<<<<

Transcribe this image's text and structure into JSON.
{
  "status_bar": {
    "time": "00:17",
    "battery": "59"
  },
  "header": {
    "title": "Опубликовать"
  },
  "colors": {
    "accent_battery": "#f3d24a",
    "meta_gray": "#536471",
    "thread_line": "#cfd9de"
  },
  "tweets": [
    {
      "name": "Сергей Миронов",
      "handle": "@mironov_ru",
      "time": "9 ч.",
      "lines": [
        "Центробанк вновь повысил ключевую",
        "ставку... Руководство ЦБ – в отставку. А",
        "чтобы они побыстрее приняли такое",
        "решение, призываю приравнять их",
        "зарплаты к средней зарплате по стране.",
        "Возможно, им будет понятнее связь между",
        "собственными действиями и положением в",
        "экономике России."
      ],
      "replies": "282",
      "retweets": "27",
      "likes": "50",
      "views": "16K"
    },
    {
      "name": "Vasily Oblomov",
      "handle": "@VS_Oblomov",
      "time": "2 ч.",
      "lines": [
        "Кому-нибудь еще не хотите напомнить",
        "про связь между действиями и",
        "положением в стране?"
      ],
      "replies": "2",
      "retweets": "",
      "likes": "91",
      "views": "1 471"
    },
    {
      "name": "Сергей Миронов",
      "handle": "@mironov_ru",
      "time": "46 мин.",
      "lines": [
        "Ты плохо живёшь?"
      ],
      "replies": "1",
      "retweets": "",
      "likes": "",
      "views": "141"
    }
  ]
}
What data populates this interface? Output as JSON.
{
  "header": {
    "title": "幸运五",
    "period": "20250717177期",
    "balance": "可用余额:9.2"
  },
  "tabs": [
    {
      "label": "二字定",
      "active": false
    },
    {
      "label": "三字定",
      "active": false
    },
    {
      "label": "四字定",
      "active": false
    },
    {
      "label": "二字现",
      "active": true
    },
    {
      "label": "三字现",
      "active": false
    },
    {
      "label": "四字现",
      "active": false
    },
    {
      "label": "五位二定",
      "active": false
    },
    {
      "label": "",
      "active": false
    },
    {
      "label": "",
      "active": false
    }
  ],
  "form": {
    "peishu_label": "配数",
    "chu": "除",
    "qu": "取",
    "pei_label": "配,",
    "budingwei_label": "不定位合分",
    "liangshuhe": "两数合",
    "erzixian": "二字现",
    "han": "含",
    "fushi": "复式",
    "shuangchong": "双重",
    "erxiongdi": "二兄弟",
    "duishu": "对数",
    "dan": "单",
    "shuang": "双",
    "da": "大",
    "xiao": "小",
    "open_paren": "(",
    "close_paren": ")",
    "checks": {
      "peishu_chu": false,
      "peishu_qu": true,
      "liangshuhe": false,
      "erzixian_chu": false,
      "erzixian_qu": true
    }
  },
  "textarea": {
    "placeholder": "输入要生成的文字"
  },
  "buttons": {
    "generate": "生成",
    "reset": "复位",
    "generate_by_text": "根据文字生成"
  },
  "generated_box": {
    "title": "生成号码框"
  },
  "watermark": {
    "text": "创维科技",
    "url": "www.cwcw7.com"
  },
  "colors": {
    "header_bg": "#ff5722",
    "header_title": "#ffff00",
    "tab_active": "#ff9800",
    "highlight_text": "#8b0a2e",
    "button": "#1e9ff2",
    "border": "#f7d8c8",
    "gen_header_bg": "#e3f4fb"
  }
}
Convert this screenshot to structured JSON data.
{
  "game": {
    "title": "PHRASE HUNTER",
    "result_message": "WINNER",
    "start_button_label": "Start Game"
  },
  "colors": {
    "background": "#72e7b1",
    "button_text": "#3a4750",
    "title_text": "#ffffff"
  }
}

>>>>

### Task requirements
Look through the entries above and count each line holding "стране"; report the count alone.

### Output for this exercise
2